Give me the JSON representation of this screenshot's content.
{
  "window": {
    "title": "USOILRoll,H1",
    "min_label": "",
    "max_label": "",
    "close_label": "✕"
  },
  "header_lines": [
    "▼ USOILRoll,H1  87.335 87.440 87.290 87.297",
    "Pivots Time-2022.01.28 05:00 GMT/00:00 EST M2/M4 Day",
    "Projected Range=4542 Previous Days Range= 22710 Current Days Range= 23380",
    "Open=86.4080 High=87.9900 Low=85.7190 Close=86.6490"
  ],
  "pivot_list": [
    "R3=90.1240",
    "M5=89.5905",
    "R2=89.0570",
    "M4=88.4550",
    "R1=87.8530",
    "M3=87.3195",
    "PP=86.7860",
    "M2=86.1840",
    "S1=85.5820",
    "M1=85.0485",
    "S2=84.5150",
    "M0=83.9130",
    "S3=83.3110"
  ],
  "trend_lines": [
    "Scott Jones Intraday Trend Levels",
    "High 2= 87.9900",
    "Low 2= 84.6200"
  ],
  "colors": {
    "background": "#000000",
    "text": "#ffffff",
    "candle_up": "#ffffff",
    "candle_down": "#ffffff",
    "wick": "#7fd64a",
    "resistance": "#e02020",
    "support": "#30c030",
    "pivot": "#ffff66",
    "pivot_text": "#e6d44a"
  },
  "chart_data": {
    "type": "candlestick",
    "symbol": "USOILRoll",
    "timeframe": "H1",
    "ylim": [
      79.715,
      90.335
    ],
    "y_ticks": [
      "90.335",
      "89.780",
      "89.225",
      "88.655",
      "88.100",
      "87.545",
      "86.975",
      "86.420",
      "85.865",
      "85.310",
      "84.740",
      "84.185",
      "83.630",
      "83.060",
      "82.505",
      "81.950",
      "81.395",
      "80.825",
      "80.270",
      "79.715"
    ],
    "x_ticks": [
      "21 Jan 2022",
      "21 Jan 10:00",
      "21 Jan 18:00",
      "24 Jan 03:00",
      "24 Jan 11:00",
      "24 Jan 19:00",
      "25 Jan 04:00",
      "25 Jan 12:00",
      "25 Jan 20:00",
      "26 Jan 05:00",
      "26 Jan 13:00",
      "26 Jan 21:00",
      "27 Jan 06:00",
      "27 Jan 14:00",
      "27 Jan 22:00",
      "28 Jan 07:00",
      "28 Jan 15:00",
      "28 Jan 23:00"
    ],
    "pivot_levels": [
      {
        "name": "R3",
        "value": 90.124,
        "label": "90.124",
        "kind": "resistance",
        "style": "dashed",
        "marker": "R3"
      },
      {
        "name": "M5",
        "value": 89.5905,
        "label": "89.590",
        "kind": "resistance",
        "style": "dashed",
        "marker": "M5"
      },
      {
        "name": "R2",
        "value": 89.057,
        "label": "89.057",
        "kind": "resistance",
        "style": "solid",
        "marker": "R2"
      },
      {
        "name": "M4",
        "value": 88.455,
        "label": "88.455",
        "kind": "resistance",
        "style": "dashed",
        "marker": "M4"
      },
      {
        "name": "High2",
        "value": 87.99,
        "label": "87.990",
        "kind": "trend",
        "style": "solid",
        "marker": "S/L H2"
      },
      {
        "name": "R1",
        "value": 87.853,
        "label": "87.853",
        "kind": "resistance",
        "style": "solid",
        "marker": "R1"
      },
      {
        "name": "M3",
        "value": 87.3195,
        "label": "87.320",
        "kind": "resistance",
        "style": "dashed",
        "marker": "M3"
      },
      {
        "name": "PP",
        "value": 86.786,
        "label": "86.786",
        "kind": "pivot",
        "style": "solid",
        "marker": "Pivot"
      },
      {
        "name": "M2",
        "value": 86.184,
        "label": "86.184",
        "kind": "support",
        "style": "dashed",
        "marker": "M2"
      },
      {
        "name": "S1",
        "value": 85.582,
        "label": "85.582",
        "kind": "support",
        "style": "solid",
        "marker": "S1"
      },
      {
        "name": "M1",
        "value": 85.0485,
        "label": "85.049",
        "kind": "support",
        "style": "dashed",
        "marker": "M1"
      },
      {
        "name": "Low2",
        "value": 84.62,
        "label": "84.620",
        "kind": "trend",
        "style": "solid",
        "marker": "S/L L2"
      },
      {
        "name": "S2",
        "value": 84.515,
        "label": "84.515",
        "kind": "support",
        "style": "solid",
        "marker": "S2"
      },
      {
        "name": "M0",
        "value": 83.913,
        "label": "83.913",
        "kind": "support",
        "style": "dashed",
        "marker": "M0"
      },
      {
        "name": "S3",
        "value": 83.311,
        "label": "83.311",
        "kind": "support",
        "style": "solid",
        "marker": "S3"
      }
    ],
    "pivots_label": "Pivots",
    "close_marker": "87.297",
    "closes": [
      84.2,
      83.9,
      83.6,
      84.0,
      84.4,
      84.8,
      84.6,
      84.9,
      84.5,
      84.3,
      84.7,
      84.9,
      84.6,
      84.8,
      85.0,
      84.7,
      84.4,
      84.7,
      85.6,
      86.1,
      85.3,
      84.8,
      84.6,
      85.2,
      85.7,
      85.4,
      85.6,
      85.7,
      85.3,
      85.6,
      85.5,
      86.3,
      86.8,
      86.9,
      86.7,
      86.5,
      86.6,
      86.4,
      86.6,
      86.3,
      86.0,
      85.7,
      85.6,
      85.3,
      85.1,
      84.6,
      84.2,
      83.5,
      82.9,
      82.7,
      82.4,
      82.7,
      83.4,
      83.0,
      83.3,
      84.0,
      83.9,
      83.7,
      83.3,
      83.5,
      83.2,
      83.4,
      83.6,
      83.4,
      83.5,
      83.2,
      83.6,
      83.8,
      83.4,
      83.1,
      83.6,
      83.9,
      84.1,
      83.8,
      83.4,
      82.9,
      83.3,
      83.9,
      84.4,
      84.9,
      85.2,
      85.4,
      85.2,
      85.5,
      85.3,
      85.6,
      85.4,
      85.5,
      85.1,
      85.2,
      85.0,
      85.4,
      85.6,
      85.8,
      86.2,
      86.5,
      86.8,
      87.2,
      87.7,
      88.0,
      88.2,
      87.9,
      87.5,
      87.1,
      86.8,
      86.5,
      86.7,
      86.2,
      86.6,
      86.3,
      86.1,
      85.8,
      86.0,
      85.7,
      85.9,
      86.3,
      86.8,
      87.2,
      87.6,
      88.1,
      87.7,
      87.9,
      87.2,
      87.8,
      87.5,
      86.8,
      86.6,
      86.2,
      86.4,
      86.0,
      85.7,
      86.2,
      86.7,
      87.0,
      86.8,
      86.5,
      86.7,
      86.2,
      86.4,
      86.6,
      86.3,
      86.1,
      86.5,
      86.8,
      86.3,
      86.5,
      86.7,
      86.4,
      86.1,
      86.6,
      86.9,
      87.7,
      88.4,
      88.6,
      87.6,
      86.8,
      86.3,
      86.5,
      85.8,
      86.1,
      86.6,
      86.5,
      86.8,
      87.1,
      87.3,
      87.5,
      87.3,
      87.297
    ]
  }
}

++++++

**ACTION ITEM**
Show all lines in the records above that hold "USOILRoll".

**EXERCISE SOLUTION**
    "title": "USOILRoll,H1",
    "▼ USOILRoll,H1  87.335 87.440 87.290 87.297",
    "symbol": "USOILRoll",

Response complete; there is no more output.